- _WHAT TO PRODUCE_:
Pull each line containing "text" from the data.

- _Extracted records_:
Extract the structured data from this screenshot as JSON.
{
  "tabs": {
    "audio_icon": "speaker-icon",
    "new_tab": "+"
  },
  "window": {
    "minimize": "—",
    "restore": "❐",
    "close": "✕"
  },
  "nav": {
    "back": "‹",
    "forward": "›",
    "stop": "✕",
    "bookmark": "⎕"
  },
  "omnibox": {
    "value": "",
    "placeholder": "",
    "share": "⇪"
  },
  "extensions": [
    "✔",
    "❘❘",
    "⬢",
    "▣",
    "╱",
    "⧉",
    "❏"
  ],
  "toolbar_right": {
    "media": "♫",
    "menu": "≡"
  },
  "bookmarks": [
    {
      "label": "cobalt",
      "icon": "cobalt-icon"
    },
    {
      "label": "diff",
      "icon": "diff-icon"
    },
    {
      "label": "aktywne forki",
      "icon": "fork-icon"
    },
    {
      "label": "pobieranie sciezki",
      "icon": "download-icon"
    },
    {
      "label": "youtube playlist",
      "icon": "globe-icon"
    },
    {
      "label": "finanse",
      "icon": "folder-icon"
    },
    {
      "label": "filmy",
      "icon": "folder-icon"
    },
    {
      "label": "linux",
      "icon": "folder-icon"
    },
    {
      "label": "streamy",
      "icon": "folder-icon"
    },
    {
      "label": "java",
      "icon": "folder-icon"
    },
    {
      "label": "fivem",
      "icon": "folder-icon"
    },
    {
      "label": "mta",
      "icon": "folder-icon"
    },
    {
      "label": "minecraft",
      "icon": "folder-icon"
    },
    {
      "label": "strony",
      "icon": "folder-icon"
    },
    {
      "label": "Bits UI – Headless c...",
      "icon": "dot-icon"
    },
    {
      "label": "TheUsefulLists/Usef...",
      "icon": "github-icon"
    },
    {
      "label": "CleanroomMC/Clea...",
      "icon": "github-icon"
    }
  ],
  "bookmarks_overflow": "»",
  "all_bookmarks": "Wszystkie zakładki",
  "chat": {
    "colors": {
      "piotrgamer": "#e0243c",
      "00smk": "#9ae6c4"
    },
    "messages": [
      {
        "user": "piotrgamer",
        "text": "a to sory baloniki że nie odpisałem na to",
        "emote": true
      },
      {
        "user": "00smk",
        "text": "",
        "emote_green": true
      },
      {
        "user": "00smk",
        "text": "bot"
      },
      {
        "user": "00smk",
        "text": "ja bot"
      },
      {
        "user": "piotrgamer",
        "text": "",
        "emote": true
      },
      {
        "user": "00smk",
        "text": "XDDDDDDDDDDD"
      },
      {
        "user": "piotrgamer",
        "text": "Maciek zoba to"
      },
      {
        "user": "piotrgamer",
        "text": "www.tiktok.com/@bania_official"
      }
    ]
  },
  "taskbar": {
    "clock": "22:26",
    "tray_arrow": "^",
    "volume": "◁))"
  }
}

- _EXERCISE RESPONSE_:
        "text": "a to sory baloniki że nie odpisałem na to",
        "text": "",
        "text": "bot"
        "text": "ja bot"
        "text": "",
        "text": "XDDDDDDDDDDD"
        "text": "Maciek zoba to"
        "text": "www.tiktok.com/@bania_official"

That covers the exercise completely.